> PROBLEM TO SOLVE:
This exercise calls for every line of the listing below that contains the word "jackears".
=-=-=
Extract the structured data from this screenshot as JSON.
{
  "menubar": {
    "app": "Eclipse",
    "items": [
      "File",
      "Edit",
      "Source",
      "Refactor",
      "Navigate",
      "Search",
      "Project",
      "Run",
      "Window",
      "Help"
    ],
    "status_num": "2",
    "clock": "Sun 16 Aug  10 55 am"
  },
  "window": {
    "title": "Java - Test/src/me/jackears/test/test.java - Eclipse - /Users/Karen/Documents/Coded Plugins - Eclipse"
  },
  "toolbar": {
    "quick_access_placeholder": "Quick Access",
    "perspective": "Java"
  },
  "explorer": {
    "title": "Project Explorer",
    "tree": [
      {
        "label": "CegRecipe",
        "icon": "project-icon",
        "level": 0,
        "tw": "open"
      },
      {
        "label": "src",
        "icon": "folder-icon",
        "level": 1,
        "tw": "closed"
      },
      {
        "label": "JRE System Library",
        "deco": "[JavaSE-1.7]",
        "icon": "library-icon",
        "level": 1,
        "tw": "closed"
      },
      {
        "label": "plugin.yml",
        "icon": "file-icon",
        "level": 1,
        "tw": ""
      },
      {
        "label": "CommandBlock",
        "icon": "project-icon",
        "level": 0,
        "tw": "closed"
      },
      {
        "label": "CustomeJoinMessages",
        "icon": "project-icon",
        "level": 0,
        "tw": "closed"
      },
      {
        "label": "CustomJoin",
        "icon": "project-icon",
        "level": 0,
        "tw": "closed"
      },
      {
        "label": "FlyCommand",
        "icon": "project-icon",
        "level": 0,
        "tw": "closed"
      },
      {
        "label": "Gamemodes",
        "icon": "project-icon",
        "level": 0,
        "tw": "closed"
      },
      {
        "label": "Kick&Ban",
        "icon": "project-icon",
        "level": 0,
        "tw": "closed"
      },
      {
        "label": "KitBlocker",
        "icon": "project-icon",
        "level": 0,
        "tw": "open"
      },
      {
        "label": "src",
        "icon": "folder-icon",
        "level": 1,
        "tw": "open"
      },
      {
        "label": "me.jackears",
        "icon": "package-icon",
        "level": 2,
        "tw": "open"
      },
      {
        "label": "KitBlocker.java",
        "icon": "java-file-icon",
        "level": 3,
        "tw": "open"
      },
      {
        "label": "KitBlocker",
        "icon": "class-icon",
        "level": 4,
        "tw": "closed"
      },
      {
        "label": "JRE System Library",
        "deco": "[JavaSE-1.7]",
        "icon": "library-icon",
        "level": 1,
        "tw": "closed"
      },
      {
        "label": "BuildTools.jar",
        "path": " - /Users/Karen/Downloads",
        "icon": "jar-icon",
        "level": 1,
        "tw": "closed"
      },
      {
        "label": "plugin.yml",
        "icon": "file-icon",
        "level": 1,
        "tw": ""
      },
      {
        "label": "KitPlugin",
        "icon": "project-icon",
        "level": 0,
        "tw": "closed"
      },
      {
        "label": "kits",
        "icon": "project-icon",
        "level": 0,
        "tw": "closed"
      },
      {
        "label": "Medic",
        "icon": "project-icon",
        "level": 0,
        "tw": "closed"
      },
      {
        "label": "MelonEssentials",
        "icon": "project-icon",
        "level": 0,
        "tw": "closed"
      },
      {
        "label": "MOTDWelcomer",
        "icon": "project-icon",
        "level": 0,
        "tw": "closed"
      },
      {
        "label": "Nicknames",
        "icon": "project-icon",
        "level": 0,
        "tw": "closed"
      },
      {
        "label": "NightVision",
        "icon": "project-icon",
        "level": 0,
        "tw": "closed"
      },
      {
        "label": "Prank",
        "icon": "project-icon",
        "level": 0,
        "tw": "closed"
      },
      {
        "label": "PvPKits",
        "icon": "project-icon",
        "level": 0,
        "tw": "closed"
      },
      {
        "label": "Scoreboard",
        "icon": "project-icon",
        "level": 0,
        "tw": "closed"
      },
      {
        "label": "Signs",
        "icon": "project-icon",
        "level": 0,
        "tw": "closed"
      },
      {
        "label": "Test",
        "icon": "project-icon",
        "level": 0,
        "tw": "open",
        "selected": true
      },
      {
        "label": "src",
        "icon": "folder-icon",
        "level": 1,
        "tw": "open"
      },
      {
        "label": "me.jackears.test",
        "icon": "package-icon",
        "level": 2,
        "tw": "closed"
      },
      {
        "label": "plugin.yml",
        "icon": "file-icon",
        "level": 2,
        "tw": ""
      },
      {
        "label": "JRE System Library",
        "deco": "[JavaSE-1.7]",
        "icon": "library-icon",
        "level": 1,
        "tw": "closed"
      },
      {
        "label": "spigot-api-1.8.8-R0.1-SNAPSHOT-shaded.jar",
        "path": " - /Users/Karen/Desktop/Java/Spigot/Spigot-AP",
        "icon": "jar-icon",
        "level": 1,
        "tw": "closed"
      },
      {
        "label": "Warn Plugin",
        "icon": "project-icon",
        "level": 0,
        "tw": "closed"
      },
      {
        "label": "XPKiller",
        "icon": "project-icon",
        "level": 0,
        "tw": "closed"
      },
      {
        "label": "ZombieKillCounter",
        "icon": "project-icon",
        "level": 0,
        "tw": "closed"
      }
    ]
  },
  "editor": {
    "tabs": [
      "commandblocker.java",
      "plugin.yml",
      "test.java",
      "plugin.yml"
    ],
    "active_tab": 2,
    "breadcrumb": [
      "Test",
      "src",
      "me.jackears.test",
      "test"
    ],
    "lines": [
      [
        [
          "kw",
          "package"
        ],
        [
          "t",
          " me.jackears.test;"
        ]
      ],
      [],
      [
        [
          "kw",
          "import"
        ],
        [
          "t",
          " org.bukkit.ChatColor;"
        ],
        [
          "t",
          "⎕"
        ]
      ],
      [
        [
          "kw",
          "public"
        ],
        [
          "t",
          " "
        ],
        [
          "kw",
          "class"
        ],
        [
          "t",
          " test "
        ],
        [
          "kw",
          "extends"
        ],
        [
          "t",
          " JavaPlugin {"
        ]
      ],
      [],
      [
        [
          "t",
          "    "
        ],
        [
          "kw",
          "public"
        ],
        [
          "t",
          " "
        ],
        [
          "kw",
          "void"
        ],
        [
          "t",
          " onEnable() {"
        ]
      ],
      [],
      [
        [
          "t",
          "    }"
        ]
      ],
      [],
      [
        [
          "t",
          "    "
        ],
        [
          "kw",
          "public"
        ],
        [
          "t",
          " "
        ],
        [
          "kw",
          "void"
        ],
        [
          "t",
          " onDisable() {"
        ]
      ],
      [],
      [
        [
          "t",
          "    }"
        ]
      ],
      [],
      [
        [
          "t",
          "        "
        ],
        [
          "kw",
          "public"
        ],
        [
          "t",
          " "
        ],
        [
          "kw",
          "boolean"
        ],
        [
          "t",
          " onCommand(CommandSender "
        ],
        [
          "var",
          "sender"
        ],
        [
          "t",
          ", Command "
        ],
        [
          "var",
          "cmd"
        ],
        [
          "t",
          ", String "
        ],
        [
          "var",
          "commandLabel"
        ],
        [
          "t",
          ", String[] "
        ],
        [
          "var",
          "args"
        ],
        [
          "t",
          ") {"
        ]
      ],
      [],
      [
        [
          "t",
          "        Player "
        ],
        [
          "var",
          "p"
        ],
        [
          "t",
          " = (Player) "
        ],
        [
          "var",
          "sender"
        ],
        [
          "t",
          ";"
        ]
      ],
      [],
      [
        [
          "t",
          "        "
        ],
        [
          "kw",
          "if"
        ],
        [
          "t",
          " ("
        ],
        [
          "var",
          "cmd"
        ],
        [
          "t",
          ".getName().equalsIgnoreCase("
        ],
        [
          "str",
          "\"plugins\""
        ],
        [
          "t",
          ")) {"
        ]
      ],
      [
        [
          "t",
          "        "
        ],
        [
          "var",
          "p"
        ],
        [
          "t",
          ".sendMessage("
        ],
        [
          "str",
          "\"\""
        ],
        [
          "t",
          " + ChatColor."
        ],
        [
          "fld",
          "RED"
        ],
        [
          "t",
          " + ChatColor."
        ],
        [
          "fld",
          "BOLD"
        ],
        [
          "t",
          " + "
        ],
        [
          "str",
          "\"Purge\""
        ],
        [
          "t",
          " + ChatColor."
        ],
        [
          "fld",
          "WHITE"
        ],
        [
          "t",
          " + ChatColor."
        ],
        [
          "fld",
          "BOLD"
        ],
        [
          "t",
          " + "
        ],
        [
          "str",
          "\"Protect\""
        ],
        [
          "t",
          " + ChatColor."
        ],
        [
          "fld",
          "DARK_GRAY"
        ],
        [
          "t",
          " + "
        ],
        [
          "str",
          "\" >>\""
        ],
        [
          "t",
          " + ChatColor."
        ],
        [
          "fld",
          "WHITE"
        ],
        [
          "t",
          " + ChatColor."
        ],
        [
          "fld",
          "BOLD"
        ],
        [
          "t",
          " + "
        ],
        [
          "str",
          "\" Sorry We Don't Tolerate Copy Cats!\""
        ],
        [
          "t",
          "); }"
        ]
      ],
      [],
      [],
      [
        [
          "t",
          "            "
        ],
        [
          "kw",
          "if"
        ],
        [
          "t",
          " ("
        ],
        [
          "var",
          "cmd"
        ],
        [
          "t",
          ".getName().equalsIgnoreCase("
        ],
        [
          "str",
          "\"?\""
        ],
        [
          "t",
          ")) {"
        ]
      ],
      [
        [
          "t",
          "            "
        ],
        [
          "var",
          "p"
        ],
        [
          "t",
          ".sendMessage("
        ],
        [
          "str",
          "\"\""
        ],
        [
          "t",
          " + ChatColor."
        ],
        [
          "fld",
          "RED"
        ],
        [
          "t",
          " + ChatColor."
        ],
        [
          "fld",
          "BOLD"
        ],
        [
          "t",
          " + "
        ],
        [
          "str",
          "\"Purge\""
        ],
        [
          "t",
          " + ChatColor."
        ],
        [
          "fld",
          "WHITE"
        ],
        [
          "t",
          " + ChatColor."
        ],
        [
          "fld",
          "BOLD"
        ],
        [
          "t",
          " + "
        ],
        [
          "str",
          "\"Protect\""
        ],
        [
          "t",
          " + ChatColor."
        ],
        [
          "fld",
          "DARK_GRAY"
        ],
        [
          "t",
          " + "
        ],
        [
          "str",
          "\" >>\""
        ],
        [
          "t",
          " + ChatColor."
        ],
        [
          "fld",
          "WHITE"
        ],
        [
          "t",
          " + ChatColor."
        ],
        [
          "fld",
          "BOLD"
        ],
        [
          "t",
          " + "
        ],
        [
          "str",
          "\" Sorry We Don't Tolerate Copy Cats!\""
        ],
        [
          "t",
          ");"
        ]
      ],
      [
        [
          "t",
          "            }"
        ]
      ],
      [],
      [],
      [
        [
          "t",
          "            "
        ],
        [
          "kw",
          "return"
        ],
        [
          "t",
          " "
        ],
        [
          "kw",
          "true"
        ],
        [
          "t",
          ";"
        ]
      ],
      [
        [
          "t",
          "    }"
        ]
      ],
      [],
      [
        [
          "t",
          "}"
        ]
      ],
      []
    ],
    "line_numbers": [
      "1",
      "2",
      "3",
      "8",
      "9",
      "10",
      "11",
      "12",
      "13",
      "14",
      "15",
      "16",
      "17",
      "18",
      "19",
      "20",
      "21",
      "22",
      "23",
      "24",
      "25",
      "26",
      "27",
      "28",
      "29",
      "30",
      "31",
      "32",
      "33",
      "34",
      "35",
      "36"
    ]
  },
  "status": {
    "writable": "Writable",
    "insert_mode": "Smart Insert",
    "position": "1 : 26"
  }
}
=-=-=
> SOLVED PROBLEM:
    "title": "Java - Test/src/me/jackears/test/test.java - Eclipse - /Users/Karen/Documents/Coded Plugins - Eclipse"
        "label": "me.jackears",
        "label": "me.jackears.test",
      "me.jackears.test",
          " me.jackears.test;"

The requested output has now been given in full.